Whether you're looking to go the whole hog with a, want something that will make HD sources look great, or need something you can , you're going to find the best home theater projector for you on this list. And if you're interested in a home projector but don't know lumens from lens shift, check out our and .
The Epson Home Cinema 5050UB is the best all-around projector we've reviewed. Take an excellent contrast ratio, paired with impressive brightness and accurate color, all with better detail than what's possible with a 1080p projector, and you've got all the pieces for a fantastic image. It's not cheap, but it offers a significant step up in image quality over other projectors on this list (aside from the Sony, which is nearly double the price). Extensive lens shift and a motorized zoom are the icing on the cake.
We wouldn't put this in the "cheap projector" bucket, but the BenQ HT2050A is definitely the best video projector you can get for the money. It produces a bright picture with great contrast and lifelike colors. It's also one of the only comparable models with vertical lens shift, which makes setup a little easier.
The Sony VPL-VW325ES is thoroughbred among ponies, a Porsche among Volkswagens, an absolute stunner with a price tag to match. The contrast ratio, easily the most important aspect of overall picture quality, is better than the Epson 5050 and significantly better than any projector that doesn't cost significantly more. And that's saying something, since the Sony itself costs significantly more than any other projector on this list. If price is no object, the picture quality is incredible.

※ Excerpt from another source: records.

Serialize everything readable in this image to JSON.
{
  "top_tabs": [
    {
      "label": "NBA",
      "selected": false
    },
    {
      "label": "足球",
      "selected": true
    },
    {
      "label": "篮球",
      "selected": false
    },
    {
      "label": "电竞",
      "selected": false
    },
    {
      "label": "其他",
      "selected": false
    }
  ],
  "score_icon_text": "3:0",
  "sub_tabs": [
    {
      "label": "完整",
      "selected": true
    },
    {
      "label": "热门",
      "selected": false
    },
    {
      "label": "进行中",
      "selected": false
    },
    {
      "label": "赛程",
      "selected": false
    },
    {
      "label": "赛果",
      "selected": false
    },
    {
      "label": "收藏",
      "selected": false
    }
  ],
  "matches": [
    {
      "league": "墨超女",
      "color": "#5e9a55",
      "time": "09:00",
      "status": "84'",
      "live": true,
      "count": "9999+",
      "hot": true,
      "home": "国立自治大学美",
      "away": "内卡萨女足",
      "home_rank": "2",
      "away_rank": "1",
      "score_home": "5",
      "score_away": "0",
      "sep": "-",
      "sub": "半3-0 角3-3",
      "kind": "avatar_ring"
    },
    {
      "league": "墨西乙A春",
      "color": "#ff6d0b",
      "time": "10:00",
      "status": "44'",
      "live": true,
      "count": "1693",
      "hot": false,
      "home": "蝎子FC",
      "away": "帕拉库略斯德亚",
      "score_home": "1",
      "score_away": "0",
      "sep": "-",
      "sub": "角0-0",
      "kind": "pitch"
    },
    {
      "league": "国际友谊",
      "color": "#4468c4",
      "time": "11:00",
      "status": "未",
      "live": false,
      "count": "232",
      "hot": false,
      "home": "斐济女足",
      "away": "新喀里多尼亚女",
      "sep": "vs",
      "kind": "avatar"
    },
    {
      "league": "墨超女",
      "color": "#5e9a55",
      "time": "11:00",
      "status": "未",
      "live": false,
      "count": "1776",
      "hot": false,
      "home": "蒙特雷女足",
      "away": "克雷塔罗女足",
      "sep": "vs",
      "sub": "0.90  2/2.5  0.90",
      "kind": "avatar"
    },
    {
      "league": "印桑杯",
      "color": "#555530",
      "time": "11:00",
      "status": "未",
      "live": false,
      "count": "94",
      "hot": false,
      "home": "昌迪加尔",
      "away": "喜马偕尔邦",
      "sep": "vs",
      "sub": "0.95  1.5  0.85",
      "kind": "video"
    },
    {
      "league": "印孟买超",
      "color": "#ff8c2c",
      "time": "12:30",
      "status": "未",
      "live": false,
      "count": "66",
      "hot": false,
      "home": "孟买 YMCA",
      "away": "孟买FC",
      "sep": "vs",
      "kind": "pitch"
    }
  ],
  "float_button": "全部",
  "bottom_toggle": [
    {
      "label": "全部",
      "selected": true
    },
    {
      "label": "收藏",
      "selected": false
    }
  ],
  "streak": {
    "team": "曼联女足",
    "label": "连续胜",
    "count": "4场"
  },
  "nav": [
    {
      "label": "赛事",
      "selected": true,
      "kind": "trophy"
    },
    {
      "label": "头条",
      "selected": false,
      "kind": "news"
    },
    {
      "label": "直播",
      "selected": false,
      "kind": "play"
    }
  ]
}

The UHD35 packs a lot into its tiny case and low price. It can throw a ton of light, produces accurate colors and has great detail. The contrast ratio isn't great, but it's pretty average among 4K resolution projectors in this price range. And that price really is the UHD35's biggest selling point. This 4K UHD projector offers great picture quality for only a few hundred dollars over the best 1080p projectors. It doesn't offer lens shift or much in the way of a zoom, but if it fits in your room it's a great way to get a 4K projector on a budget.
It's smaller than a six-pack of Coke and equipped with Wi-Fi streaming, a surprisingly loud Bluetooth speaker and even a handle. This portable mini projector powerhouse also has one thing many compact projectors lack: a built-in battery. It's an all-in-one entertainment machine that's darn cute too.
If you're susceptible to the "rainbow effect" of moving edges on a DLP projector, then an LCD projector is for you. The Epson Home Cinema 2250 is perhaps the most flexible home theater projector on this list, touting enhanced setup capabilities like a wider zoom and lens shift. It's also brighter than any other projector here and offers built-in Android TV streaming.
The LG HU810PW uses two lasers and a green phosphor to create some incredibly bright, ultracolorful images. This LG projector is one of the brightest projectors we've ever reviewed while at the same time offering some of the most impressively deep colors we've seen in a projector. The contrast ratio is quite poor, unfortunately, but the overall image is still good. That it's relatively quiet and comes in a stylish case with ample lens shift is the icing on top.
The BenQ HT2050A above is a superior-all around performer, but if you're a gamer looking for a specialized tool for the job, the TH685 is worth a look. If you don't mind sacrificing color accuracy it can get a lot brighter than the HT2050A, ideal for brighter rooms, and gaming input lag is comparable.
The M2 is about the size of a cake and like the Anker above includes onboard streaming and a (less-powerful) speaker. Unlike the Anker you'll have to supply your own external battery like a portable charger or power bank. We didn't like its picture as much as the Anker either but it does have one advantage: 1080p resolution, which is important if you want a big image with no visible pixels on your projector screen.
The EF-12 is a small, highly portable projector in the same vein as the ViewSonic M2. It fits a slightly different niche, however. It requires AC power and has better sound -- it even doubles as a Bluetooth speaker. The coolest part is the EF-12's light is created by Epson's "MicroLaser Array Projection Technology." Yep, laser beams. That means no lamps to replace.